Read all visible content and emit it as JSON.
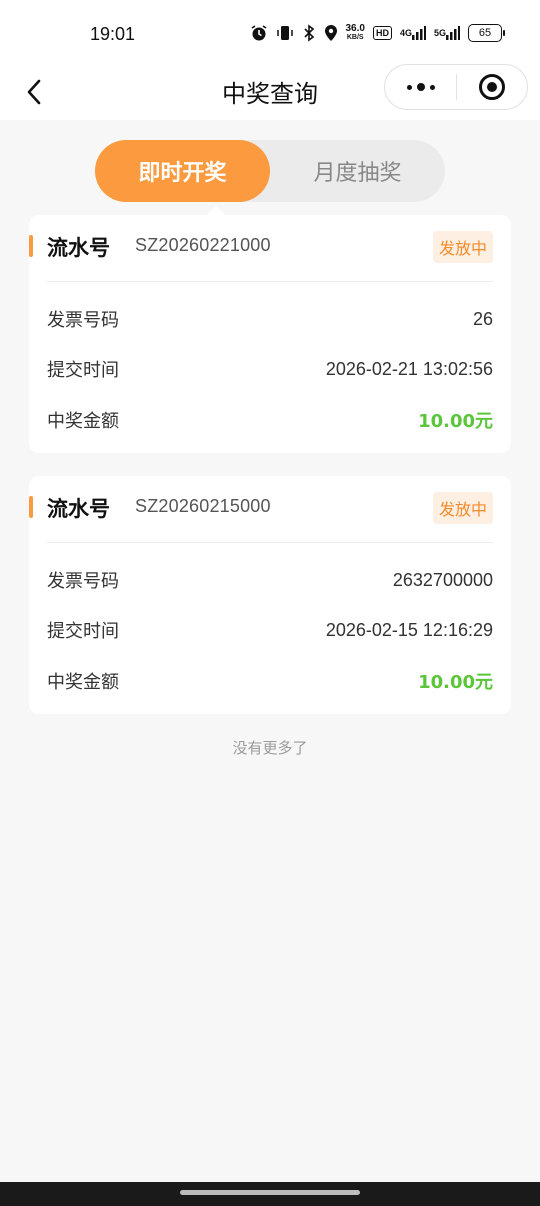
{
  "status": {
    "time": "19:01",
    "speed_value": "36.0",
    "speed_unit": "KB/S",
    "hd_label": "HD",
    "net1": "4G",
    "net2": "5G",
    "battery": "65"
  },
  "nav": {
    "title": "中奖查询",
    "back_icon": "chevron-left-icon",
    "more_icon": "more-dots-icon",
    "close_icon": "target-icon"
  },
  "tabs": [
    {
      "label": "即时开奖",
      "active": true
    },
    {
      "label": "月度抽奖",
      "active": false
    }
  ],
  "records": [
    {
      "serial_label": "流水号",
      "serial_value": "SZ20260221000",
      "status": "发放中",
      "rows": [
        {
          "label": "发票号码",
          "value": "26"
        },
        {
          "label": "提交时间",
          "value": "2026-02-21 13:02:56"
        },
        {
          "label": "中奖金额",
          "value": "10.00元"
        }
      ]
    },
    {
      "serial_label": "流水号",
      "serial_value": "SZ20260215000",
      "status": "发放中",
      "rows": [
        {
          "label": "发票号码",
          "value": "2632700000"
        },
        {
          "label": "提交时间",
          "value": "2026-02-15 12:16:29"
        },
        {
          "label": "中奖金额",
          "value": "10.00元"
        }
      ]
    }
  ],
  "footer": {
    "no_more": "没有更多了"
  },
  "colors": {
    "accent": "#fb9a3e",
    "amount": "#5cc63b",
    "badge_text": "#f58a2b",
    "badge_bg": "#fdf0e3"
  }
}
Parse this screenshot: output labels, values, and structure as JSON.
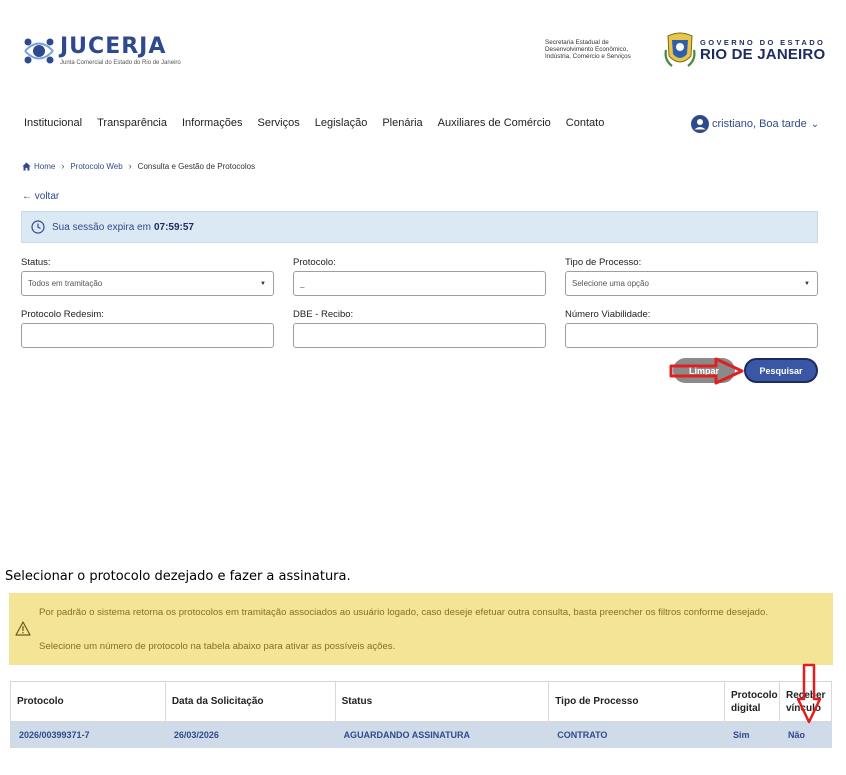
{
  "header": {
    "logo_name": "JUCERJA",
    "logo_subtitle": "Junta Comercial do Estado do Rio de Janeiro",
    "secretaria_lines": [
      "Secretaria Estadual de",
      "Desenvolvimento Econômico,",
      "Indústria, Comércio e Serviços"
    ],
    "gov_top": "GOVERNO DO ESTADO",
    "gov_big": "RIO DE JANEIRO"
  },
  "nav": {
    "items": [
      "Institucional",
      "Transparência",
      "Informações",
      "Serviços",
      "Legislação",
      "Plenária",
      "Auxiliares de Comércio",
      "Contato"
    ],
    "user_label": "cristiano, Boa tarde"
  },
  "breadcrumb": {
    "home": "Home",
    "level1": "Protocolo Web",
    "current": "Consulta e Gestão de Protocolos"
  },
  "back_label": "← voltar",
  "session": {
    "text": "Sua sessão expira em",
    "time": "07:59:57"
  },
  "form": {
    "status_label": "Status:",
    "status_value": "Todos em tramitação",
    "protocolo_label": "Protocolo:",
    "protocolo_value": "_",
    "tipo_label": "Tipo de Processo:",
    "tipo_value": "Selecione uma opção",
    "redesim_label": "Protocolo Redesim:",
    "dbe_label": "DBE - Recibo:",
    "viabilidade_label": "Número Viabilidade:",
    "clear_label": "Limpar",
    "search_label": "Pesquisar"
  },
  "instruction": "Selecionar o protocolo dezejado e fazer a assinatura.",
  "info": {
    "line1": "Por padrão o sistema retorna os protocolos em tramitação associados ao usuário logado, caso deseje efetuar outra consulta, basta preencher os filtros conforme desejado.",
    "line2": "Selecione um número de protocolo na tabela abaixo para ativar as possíveis ações."
  },
  "table": {
    "headers": [
      "Protocolo",
      "Data da Solicitação",
      "Status",
      "Tipo de Processo",
      "Protocolo digital",
      "Receber vínculo"
    ],
    "rows": [
      [
        "2026/00399371-7",
        "26/03/2026",
        "AGUARDANDO ASSINATURA",
        "CONTRATO",
        "Sim",
        "Não"
      ]
    ]
  },
  "colors": {
    "brand_blue": "#2f4a8c",
    "session_bg": "#dbe9f5",
    "info_bg": "#f3e496",
    "row_bg": "#cfdbe9",
    "annotation_red": "#e02020"
  }
}
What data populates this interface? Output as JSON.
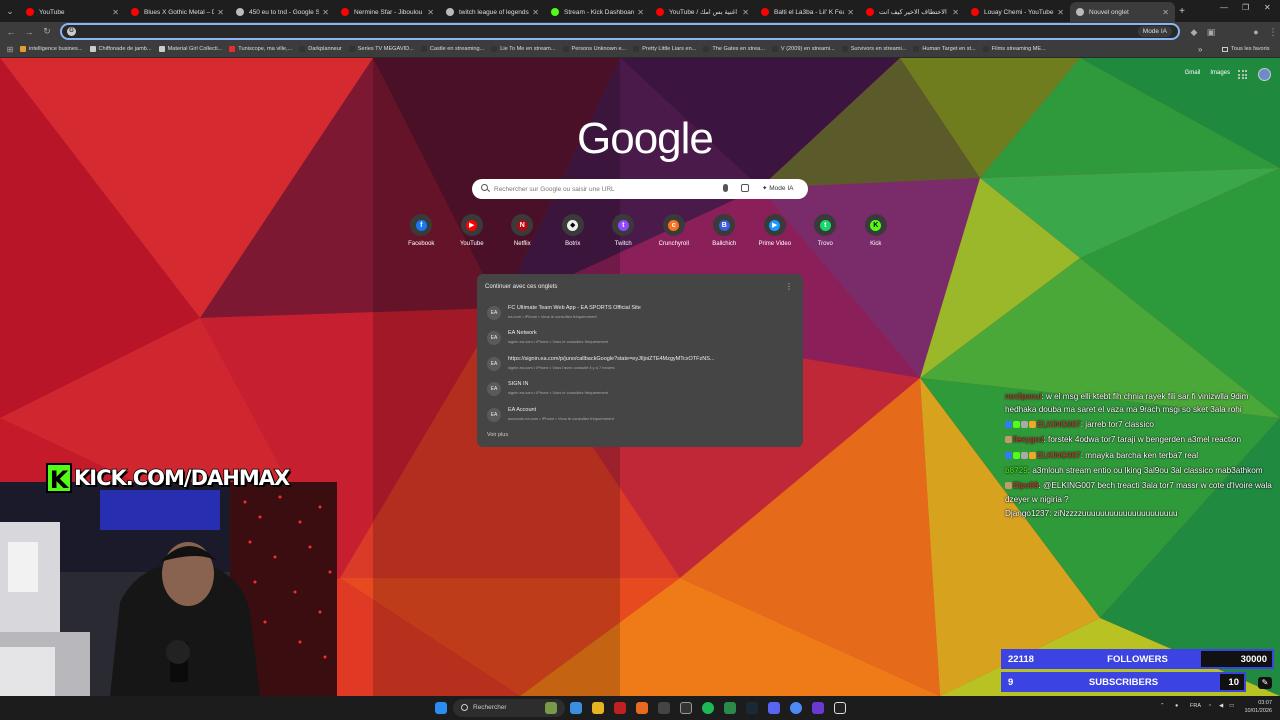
{
  "browser": {
    "tabs": [
      {
        "title": "YouTube",
        "color": "#ff0000"
      },
      {
        "title": "Blues X Gothic Metal – Da",
        "color": "#ff0000"
      },
      {
        "title": "450 eu to tnd - Google Se",
        "color": "#bbbbbb"
      },
      {
        "title": "Nermine Sfar - Jiboulou 'L",
        "color": "#ff0000"
      },
      {
        "title": "twitch league of legends",
        "color": "#bbbbbb"
      },
      {
        "title": "Stream - Kick Dashboard",
        "color": "#53fc18"
      },
      {
        "title": "YouTube / اغنية بس امك",
        "color": "#ff0000"
      },
      {
        "title": "Balti el La3ba - Lil' K Fea",
        "color": "#ff0000"
      },
      {
        "title": "الاختطاف الاخير كيف انت",
        "color": "#ff0000"
      },
      {
        "title": "Louay Chemi - YouTube",
        "color": "#ff0000"
      },
      {
        "title": "Nouvel onglet",
        "color": "#bbbbbb",
        "active": true
      }
    ],
    "omnibox_mode": "Mode IA",
    "bookmarks": [
      {
        "label": "intelligence busines...",
        "color": "#e0a030"
      },
      {
        "label": "Chiffonade de jamb...",
        "color": "#cccccc"
      },
      {
        "label": "Material Girl Collecti...",
        "color": "#cccccc"
      },
      {
        "label": "Tuniscope, ma ville,...",
        "color": "#e03030"
      },
      {
        "label": "Darkplanneur",
        "color": "#333333"
      },
      {
        "label": "Series TV MEGAVID...",
        "color": "#333333"
      },
      {
        "label": "Castle en streaming...",
        "color": "#333333"
      },
      {
        "label": "Lie To Me en stream...",
        "color": "#333333"
      },
      {
        "label": "Persons Unknown e...",
        "color": "#333333"
      },
      {
        "label": "Pretty Little Liars en...",
        "color": "#333333"
      },
      {
        "label": "The Gates en strea...",
        "color": "#333333"
      },
      {
        "label": "V (2009) en streami...",
        "color": "#333333"
      },
      {
        "label": "Survivors en streami...",
        "color": "#333333"
      },
      {
        "label": "Human Target en st...",
        "color": "#333333"
      },
      {
        "label": "Films streaming ME...",
        "color": "#333333"
      }
    ],
    "bookmarks_more": "»",
    "all_bookmarks": "Tous les favoris"
  },
  "newtab": {
    "top_links": [
      "Gmail",
      "Images"
    ],
    "logo": "Google",
    "search_placeholder": "Rechercher sur Google ou saisir une URL",
    "search_mode": "Mode IA",
    "shortcuts": [
      {
        "label": "Facebook",
        "color": "#1877f2",
        "glyph": "f"
      },
      {
        "label": "YouTube",
        "color": "#ff0000",
        "glyph": "▶"
      },
      {
        "label": "Netflix",
        "color": "#b20710",
        "glyph": "N"
      },
      {
        "label": "Botrix",
        "color": "#eeeeee",
        "glyph": "◆"
      },
      {
        "label": "Twitch",
        "color": "#9146ff",
        "glyph": "t"
      },
      {
        "label": "Crunchyroll",
        "color": "#f47521",
        "glyph": "c"
      },
      {
        "label": "Ballchich",
        "color": "#3b5bdb",
        "glyph": "B"
      },
      {
        "label": "Prime Video",
        "color": "#1a98ff",
        "glyph": "▶"
      },
      {
        "label": "Trovo",
        "color": "#19d66b",
        "glyph": "t"
      },
      {
        "label": "Kick",
        "color": "#53fc18",
        "glyph": "K"
      }
    ],
    "continue": {
      "heading": "Continuer avec ces onglets",
      "items": [
        {
          "title": "FC Ultimate Team Web App - EA SPORTS Official Site",
          "sub": "ea.com • iPhone • Vous le consultez fréquemment"
        },
        {
          "title": "EA Network",
          "sub": "signin.ea.com • iPhone • Vous le consultez fréquemment"
        },
        {
          "title": "https://signin.ea.com/p/juno/callbackGoogle?state=eyJlIjoiZTE4MzgyMTcxOTFzNS...",
          "sub": "signin.ea.com • iPhone • Vous l'avez consulté il y a 7 heures"
        },
        {
          "title": "SIGN IN",
          "sub": "signin.ea.com • iPhone • Vous le consultez fréquemment"
        },
        {
          "title": "EA Account",
          "sub": "accounts.ea.com • iPhone • Vous le consultez fréquemment"
        }
      ],
      "more": "Voir plus"
    }
  },
  "stream": {
    "kick_url": "KICK.COM/DAHMAX",
    "kick_letter": "K",
    "chat": [
      {
        "user": "noclipsoul",
        "color": "#e23b3b",
        "text": ": w el msg elli ktebt fih chnia rayek fili sar fi vinizwlla 9dim hedhaka douba ma saret el vaza ma 9rach msgi so sket 3ala rohi",
        "badges": []
      },
      {
        "user": "ELKING007",
        "color": "#e23b3b",
        "text": ": jarreb tor7 classico",
        "badges": [
          "#2d7ff9",
          "#53fc18",
          "#aaaaaa",
          "#f5a623"
        ]
      },
      {
        "user": "flexygod",
        "color": "#e23b3b",
        "text": ": forstek 4odwa tor7 taraji w bengerden a3mel reaction",
        "badges": [
          "#c49a6c"
        ]
      },
      {
        "user": "ELKING007",
        "color": "#e23b3b",
        "text": ": mnayka barcha ken terba7 real",
        "badges": [
          "#2d7ff9",
          "#53fc18",
          "#aaaaaa",
          "#f5a623"
        ]
      },
      {
        "user": "b8729",
        "color": "#53fc18",
        "text": ": a3mlouh stream entio ou lking 3al9ou 3al classico mab3athkom",
        "badges": []
      },
      {
        "user": "Elpo99",
        "color": "#e23b3b",
        "text": ": @ELKING007 bech treacti 3ala tor7 massr w cote d'Ivoire wala dzeyer w nigiria ?",
        "badges": [
          "#c49a6c"
        ]
      },
      {
        "user": "Django1237",
        "color": "#ffffff",
        "text": ": ziNzzzzuuuuuuuuuuuuuuuuuuuuu",
        "badges": []
      }
    ],
    "followers": {
      "current": "22118",
      "label": "FOLLOWERS",
      "target": "30000",
      "progress": 0.737
    },
    "subscribers": {
      "current": "9",
      "label": "SUBSCRIBERS",
      "target": "10",
      "progress": 0.9
    },
    "accent": "#3b43e2"
  },
  "taskbar": {
    "search": "Rechercher",
    "lang": "FRA",
    "time": "03:07",
    "date": "10/01/2026"
  }
}
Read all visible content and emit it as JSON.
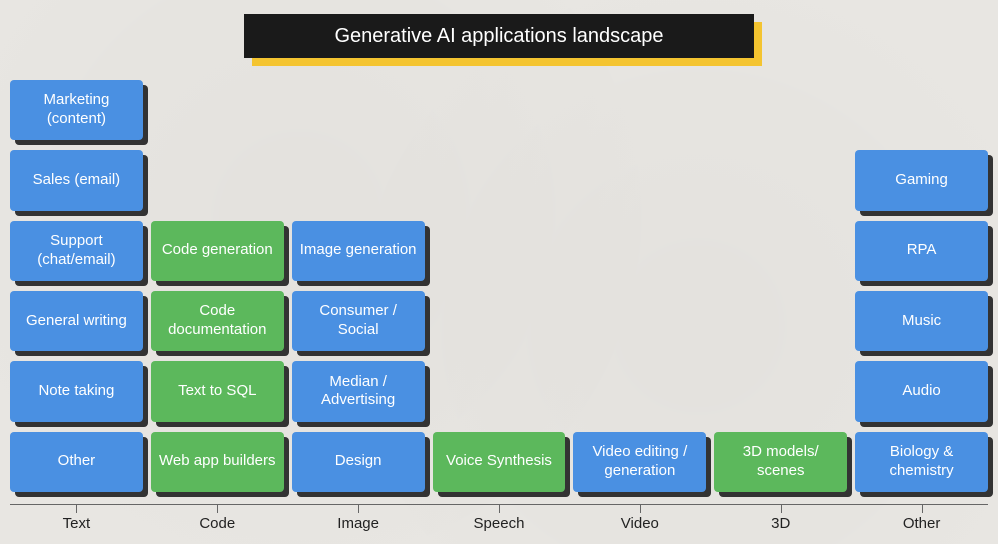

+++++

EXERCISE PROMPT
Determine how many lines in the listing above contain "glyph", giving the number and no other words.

WRITTEN RESPONSE
10